Purple Hairstreak (Neozephyrus quercus)
The Purple Hairstreak is a butterfly species frequently seen fluttering high up around oak trees during the sunny months of July and August. This small creatures are found in three different subspecies, viz. Neozephyrus quercus, Neozephyrus quercus longicaudatus, and Neozephyrus quercus iberica.
- Family: Lycaenidae
- Genus: Neozephyrus
- Scientific Name: Neozephyrus quercus
Description and Identification
The mature larva has a flat and broad leech-like shape with a beige yellow to tan orange coloration mixed with shades of brown. There is also a continuous white marking running through the center of the body along with a thin black line. The body is covered with very small and fine body hair.
The chrysalis is initially green and then turns orange-brown with dark brown spots on the back. They overwinter in its pupal stage and comes out in around spring or early summer.
Sexual Dimorphism: Faintly present
Color and Appearance: When the wings are open, the males of the species display a shiny purplish glow on the dorsal side, whereas the females show a pair of patches only on the forewings. When the wings are closed, the ventral side exhibit a faint grey hue with a streak in white, bordered in black that runs down the central part of both the wings. Additionally, each of the secondary wings bear a short tail-like protrusion, as also a pair of orange spots towards the base.
Average wingspan: 37 to 39 mm
Flight pattern: Active flight; most often seen fluttering high up from ground level
White in color with a spherical shape and coarse surface, laid one at a time
|Distribution||Scattered throughout much of Europe, northern parts of Africa, Anatolia, Caucasia, and Transcaucasia|
|Habitat||Mostly woods, hedgerows and parks|
|Lifespan of adults||Up to 10 days|
|Host plants||Trees belonging to the oak (Quercus) group|
|Adult diet||Mostly honeydew; females sometimes consume flower nectar while laying eggs|

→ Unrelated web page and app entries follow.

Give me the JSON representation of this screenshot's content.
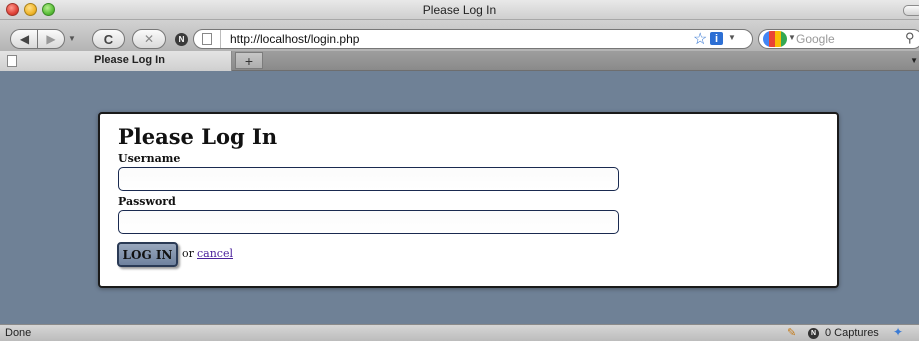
{
  "window": {
    "title": "Please Log In"
  },
  "toolbar": {
    "back_icon": "◀",
    "forward_icon": "▶",
    "reload_icon": "C",
    "stop_icon": "✕",
    "noscript_badge": "N",
    "url": "http://localhost/login.php",
    "search_placeholder": "Google"
  },
  "tabs": [
    {
      "label": "Please Log In"
    }
  ],
  "new_tab_label": "+",
  "page": {
    "title": "Please Log In",
    "username_label": "Username",
    "password_label": "Password",
    "username_value": "",
    "password_value": "",
    "login_button": "LOG IN",
    "or_text": "or",
    "cancel_link": "cancel"
  },
  "status": {
    "text": "Done",
    "captures": "0 Captures"
  },
  "colors": {
    "page_background": "#6f8196",
    "button_fill": "#7f90aa",
    "link": "#4a1f9b"
  }
}
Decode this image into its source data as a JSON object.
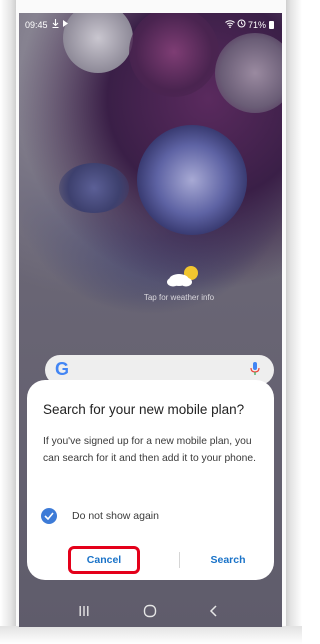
{
  "status_bar": {
    "time": "09:45",
    "battery": "71%",
    "left_icons": [
      "download-icon",
      "play-icon"
    ],
    "right_icons": [
      "wifi-icon",
      "alarm-icon",
      "battery-icon"
    ]
  },
  "home": {
    "weather_label": "Tap for weather info",
    "search_bar": {
      "logo": "G",
      "mic_icon": "mic-icon"
    }
  },
  "dialog": {
    "title": "Search for your new mobile plan?",
    "body": "If you've signed up for a new mobile plan, you can search for it and then add it to your phone.",
    "checkbox_label": "Do not show again",
    "checkbox_checked": true,
    "cancel_label": "Cancel",
    "search_label": "Search",
    "highlight_color": "#e4001a",
    "button_color": "#1a73c8"
  },
  "nav_bar": {
    "items": [
      "recent-apps-icon",
      "home-icon",
      "back-icon"
    ]
  }
}
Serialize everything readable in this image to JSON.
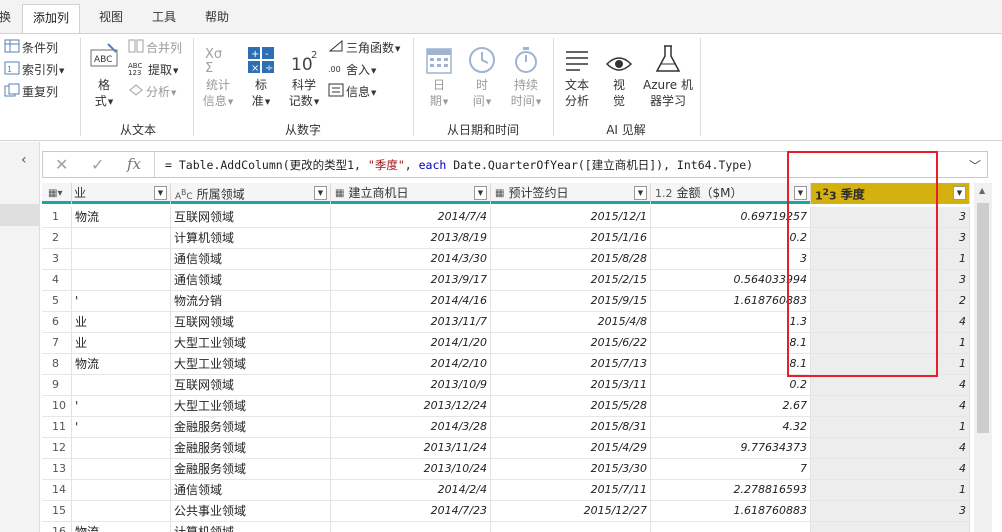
{
  "tabs": [
    {
      "label": "换",
      "active": false
    },
    {
      "label": "添加列",
      "active": true
    },
    {
      "label": "视图",
      "active": false
    },
    {
      "label": "工具",
      "active": false
    },
    {
      "label": "帮助",
      "active": false
    }
  ],
  "ribbon": {
    "general": {
      "conditional_column": "条件列",
      "index_column": "索引列",
      "duplicate_column": "重复列"
    },
    "from_text": {
      "format_line1": "格",
      "format_line2": "式",
      "merge_columns": "合并列",
      "extract": "提取",
      "parse": "分析",
      "group_label": "从文本"
    },
    "from_number": {
      "statistics_line1": "统计",
      "statistics_line2": "信息",
      "standard_line1": "标",
      "standard_line2": "准",
      "scientific_line1": "科学",
      "scientific_line2": "记数",
      "trigonometry": "三角函数",
      "rounding": "舍入",
      "information": "信息",
      "group_label": "从数字"
    },
    "from_date_time": {
      "date_line1": "日",
      "date_line2": "期",
      "time_line1": "时",
      "time_line2": "间",
      "duration_line1": "持续",
      "duration_line2": "时间",
      "group_label": "从日期和时间"
    },
    "ai_insights": {
      "text_analytics_line1": "文本",
      "text_analytics_line2": "分析",
      "vision_line1": "视",
      "vision_line2": "觉",
      "azure_ml_line1": "Azure 机",
      "azure_ml_line2": "器学习",
      "group_label": "AI 见解"
    }
  },
  "formula_bar": {
    "fx": "fx",
    "text_prefix": "= Table.AddColumn(更改的类型1, ",
    "text_string": "\"季度\"",
    "text_middle": ", ",
    "text_keyword": "each",
    "text_suffix": " Date.QuarterOfYear([建立商机日]), Int64.Type)"
  },
  "columns": [
    {
      "name": "业",
      "type_icon": "▦",
      "type": "table"
    },
    {
      "name": "所属领域",
      "type_icon": "ABC",
      "type": "text"
    },
    {
      "name": "建立商机日",
      "type_icon": "▦",
      "type": "date"
    },
    {
      "name": "预计签约日",
      "type_icon": "▦",
      "type": "date"
    },
    {
      "name": "金额（$M）",
      "type_icon": "1.2",
      "type": "decimal"
    },
    {
      "name": "季度",
      "type_icon": "1²3",
      "type": "integer"
    }
  ],
  "rows": [
    {
      "n": "1",
      "a": "物流",
      "b": "互联网领域",
      "c": "2014/7/4",
      "d": "2015/12/1",
      "e": "0.69719257",
      "f": "3"
    },
    {
      "n": "2",
      "a": "",
      "b": "计算机领域",
      "c": "2013/8/19",
      "d": "2015/1/16",
      "e": "0.2",
      "f": "3"
    },
    {
      "n": "3",
      "a": "",
      "b": "通信领域",
      "c": "2014/3/30",
      "d": "2015/8/28",
      "e": "3",
      "f": "1"
    },
    {
      "n": "4",
      "a": "",
      "b": "通信领域",
      "c": "2013/9/17",
      "d": "2015/2/15",
      "e": "0.564033994",
      "f": "3"
    },
    {
      "n": "5",
      "a": "'",
      "b": "物流分销",
      "c": "2014/4/16",
      "d": "2015/9/15",
      "e": "1.618760883",
      "f": "2"
    },
    {
      "n": "6",
      "a": "业",
      "b": "互联网领域",
      "c": "2013/11/7",
      "d": "2015/4/8",
      "e": "1.3",
      "f": "4"
    },
    {
      "n": "7",
      "a": "业",
      "b": "大型工业领域",
      "c": "2014/1/20",
      "d": "2015/6/22",
      "e": "8.1",
      "f": "1"
    },
    {
      "n": "8",
      "a": "物流",
      "b": "大型工业领域",
      "c": "2014/2/10",
      "d": "2015/7/13",
      "e": "8.1",
      "f": "1"
    },
    {
      "n": "9",
      "a": "",
      "b": "互联网领域",
      "c": "2013/10/9",
      "d": "2015/3/11",
      "e": "0.2",
      "f": "4"
    },
    {
      "n": "10",
      "a": "'",
      "b": "大型工业领域",
      "c": "2013/12/24",
      "d": "2015/5/28",
      "e": "2.67",
      "f": "4"
    },
    {
      "n": "11",
      "a": "'",
      "b": "金融服务领域",
      "c": "2014/3/28",
      "d": "2015/8/31",
      "e": "4.32",
      "f": "1"
    },
    {
      "n": "12",
      "a": "",
      "b": "金融服务领域",
      "c": "2013/11/24",
      "d": "2015/4/29",
      "e": "9.77634373",
      "f": "4"
    },
    {
      "n": "13",
      "a": "",
      "b": "金融服务领域",
      "c": "2013/10/24",
      "d": "2015/3/30",
      "e": "7",
      "f": "4"
    },
    {
      "n": "14",
      "a": "",
      "b": "通信领域",
      "c": "2014/2/4",
      "d": "2015/7/11",
      "e": "2.278816593",
      "f": "1"
    },
    {
      "n": "15",
      "a": "",
      "b": "公共事业领域",
      "c": "2014/7/23",
      "d": "2015/12/27",
      "e": "1.618760883",
      "f": "3"
    },
    {
      "n": "16",
      "a": "物流",
      "b": "计算机领域",
      "c": "",
      "d": "",
      "e": "",
      "f": ""
    }
  ],
  "colors": {
    "accent_teal": "#15a99d",
    "selected_column": "#d4b10f",
    "highlight_box": "#e5202b"
  }
}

Did You Know?
- This small butterfly is even more difficult to spot since it flies around the tops of oak trees even in the urban areas.